The trends powering the future of travel are exciting, robust and innovative. From meditation vacations to visiting previously under-traveled cities, these trends are aiming to provide travelers with convenience, productivity and peace of mind.
Wellness tourism is an emerging and robust trend in the travel industry. Wellness vacations are designed for travelers to escape the rat race of daily life and to help achieve peace in their lives; most of these vacations put the wellness of the individual at the center of the experience. Wellness vacations are an effective break from the constant screen time and sedentary work environments most people are accustomed to. These vacations can include meditation retreats, yoga, nature hikes, and spa treatments. This is a rapidly growing sector of travel that is expected to hit $680 billion this year and its growth is outpacing the travel industry by more than 50%.
Additionally, business-leisure travel, also known as bleisure, is another emerging trend in the travel industry. The practice of mixing business travel with leisure isn’t novel, but it has become more prominent recently; this practice may have been looked down upon before, but now it has become a norm amongst organizations. Bleisure has emerged from both employee demand and corporate evolution. With companies competing for talent, bleisure has been one of the tactics deployed to retain and recruit employees. Bleisure travel doesn’t have to separate business and leisure time for travel, it can add a few leisure elements to make a business trip more enjoyable. Some bleisure practices include extending a business trip for a few days to explore a city or attend an event. In 2018, bleisure trips were up 20% and the trend is expected to rise as employees of all age groups increasing their demand to incorporate leisure in business travels.
Travelers of today and the future aren’t always looking for urban, packed cities. This has been illustrated by the emergence of undertourism, which has led to previously undervisited areas to become more desirable. Undertourism is a method that cities can employ to protect themselves from having a situation like Barcelona or Venice, where tourists outnumber local residents and the economy heavily depends on tourism. Undertourism is marketed to tourists as offbeat destinations where they can get away from the masses in major cities. A recent example of undertourism is Oslo’s campaign in 2017 that aimed to direct travelers away from densely-populated areas like Paris and drive the traffic towards Norway’s capital.
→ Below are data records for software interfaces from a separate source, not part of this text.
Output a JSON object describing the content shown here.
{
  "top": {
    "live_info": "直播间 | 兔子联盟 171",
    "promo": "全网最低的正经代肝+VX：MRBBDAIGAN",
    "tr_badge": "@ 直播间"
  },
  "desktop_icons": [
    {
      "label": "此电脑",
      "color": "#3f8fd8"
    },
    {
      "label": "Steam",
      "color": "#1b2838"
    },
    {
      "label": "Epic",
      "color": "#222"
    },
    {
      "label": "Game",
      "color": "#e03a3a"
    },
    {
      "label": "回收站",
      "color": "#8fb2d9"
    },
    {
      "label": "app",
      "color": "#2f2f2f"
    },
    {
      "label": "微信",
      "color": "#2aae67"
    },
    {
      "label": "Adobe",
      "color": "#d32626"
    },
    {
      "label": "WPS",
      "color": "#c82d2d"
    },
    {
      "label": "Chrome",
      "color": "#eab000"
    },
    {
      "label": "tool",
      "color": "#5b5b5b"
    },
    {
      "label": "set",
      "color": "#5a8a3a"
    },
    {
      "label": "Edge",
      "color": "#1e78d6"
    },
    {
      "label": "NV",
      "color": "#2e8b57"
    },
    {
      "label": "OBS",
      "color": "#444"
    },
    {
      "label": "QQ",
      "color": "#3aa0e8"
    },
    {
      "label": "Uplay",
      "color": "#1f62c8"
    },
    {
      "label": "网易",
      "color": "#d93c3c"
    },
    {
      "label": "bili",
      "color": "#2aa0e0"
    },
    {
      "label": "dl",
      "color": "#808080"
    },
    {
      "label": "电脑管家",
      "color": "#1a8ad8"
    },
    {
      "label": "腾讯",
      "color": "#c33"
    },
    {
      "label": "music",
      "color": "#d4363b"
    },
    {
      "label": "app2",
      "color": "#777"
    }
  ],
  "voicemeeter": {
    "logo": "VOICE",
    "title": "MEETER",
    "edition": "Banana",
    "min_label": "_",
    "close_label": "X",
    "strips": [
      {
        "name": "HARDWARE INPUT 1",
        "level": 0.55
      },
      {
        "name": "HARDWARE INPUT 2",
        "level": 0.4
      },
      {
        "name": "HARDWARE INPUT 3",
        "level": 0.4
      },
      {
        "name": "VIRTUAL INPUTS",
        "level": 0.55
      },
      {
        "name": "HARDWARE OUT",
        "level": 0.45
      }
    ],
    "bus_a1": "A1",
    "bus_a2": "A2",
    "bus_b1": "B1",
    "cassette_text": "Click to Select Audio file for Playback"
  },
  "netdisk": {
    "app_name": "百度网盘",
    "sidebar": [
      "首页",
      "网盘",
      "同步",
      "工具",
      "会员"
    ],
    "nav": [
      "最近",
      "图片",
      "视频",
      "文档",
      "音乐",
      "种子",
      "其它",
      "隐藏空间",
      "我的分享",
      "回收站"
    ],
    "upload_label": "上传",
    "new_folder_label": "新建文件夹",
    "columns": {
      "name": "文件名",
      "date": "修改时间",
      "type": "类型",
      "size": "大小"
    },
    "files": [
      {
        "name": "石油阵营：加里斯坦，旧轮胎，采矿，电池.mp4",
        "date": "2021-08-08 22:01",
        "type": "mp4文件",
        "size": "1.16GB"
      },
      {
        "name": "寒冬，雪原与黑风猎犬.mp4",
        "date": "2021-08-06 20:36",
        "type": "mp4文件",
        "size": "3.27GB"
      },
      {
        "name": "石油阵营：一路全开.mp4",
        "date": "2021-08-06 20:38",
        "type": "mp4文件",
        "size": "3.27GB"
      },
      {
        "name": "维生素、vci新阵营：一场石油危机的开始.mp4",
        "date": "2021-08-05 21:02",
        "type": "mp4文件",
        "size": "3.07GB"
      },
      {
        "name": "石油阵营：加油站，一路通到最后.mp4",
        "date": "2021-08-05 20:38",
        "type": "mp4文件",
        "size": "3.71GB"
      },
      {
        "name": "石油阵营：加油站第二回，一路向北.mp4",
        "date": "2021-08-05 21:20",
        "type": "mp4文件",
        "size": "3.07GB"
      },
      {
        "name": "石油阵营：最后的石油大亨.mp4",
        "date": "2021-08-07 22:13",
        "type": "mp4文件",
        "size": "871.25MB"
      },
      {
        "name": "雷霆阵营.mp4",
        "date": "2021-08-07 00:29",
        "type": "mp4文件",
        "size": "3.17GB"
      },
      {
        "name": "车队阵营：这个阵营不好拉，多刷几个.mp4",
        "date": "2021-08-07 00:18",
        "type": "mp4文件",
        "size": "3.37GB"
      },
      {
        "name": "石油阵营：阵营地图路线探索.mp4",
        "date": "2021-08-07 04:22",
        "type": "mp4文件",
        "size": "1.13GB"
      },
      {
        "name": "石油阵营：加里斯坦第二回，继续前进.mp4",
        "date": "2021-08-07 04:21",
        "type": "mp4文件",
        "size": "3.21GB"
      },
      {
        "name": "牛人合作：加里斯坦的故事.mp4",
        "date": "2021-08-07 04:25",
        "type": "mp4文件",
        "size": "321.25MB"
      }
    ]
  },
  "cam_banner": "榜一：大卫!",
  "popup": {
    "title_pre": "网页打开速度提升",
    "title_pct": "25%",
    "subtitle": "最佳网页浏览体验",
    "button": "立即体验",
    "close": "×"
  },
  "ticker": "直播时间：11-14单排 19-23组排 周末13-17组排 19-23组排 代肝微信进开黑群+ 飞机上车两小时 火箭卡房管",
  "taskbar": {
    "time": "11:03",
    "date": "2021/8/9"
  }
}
Although Oslo doesn’t have the Mona Lisa or any attraction of that magnitude, it offers a similar European experience with less crowds and wait times in addition to having its own attractions, culture, and dining. With most of the world’s population becoming more urbanized, undertourism can help decrease the concentration of people in major cities.
As these terms become more and more mainstream, it’s important to watch the companies that are catering to these needs. Many of the small travel companies that specialize in these areas are doing a great job of re-branding themselves so that they don’t look like they are trying to compete with the large OTA’s. Instead, they are focusing on delivering an “experience” and trusting that the consumer will take as much time as possible to research exactly what they are looking for. The large OTA brands are focused on getting people in and out as quickly as possible and leave nothing to the imagination. Today’s consumer is interested in sharing, exploring, having fun in the experience and learning about things to do that no other sites will tell you about. “Off the beaten path” is an important direction in the future of travel.